For the Lord has comforted His people, Jerusalem
(This is not a figurative Jerusalem here. This is a literal Jerusalem - the center of God's plan)

The LORD has made bare His holy arm
In the eyes of all the nations;
And all the ends of the earth shall see
The salvation
(Yeshua) of our God.

(All will see - Yeshua IS the holy arm of God - He is the physical image of an invisible God)

Verses 11-12 contain a command to Israel to go out from there (the world) and touch no unclean thing. It is a call to holiness, to be set apart. We see a similar command in Revelation 18:4, "Come out of her, my people." Come out of the Babylonian religious system that is so pervasive in the world.  We too are called to be holy and set apart.

Verse 12 reminds us of the Exodus from Egypt, but this Exodus from the world and back to Israel  would not in haste. For the last 100+ years, the LORD God has been drawing Jews back to the land from all over the world. He is systematically assembling His people so He can reveal Himself to them when He returns.

The context of chapter 52 so far has been mostly the second coming of Yeshua, and the passage is about to switch to a first coming context. Stay tuned for the roller coaster plunge!

The next post is now available:  click here to read it.

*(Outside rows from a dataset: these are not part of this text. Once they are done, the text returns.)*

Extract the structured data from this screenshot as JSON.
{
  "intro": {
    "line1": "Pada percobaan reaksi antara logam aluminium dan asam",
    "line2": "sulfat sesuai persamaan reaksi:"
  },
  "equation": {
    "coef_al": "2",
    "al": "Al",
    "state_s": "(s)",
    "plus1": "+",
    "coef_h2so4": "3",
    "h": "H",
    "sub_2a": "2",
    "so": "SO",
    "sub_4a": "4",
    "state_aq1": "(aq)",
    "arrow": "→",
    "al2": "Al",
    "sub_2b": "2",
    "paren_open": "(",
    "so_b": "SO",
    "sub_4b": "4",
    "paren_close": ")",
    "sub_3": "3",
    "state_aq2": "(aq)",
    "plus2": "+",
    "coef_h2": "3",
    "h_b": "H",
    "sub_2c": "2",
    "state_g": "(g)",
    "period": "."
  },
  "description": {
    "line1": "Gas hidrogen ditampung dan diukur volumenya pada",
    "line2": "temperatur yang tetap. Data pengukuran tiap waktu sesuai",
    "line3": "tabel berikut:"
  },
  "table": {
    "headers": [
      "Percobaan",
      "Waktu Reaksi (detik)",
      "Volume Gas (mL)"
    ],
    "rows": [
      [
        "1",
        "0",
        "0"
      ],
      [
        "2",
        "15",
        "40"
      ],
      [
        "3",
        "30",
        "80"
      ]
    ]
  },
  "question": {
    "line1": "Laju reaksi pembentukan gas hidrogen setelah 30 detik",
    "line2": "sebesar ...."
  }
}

If you would like to start at the beginning of this series on Isaiah, click here.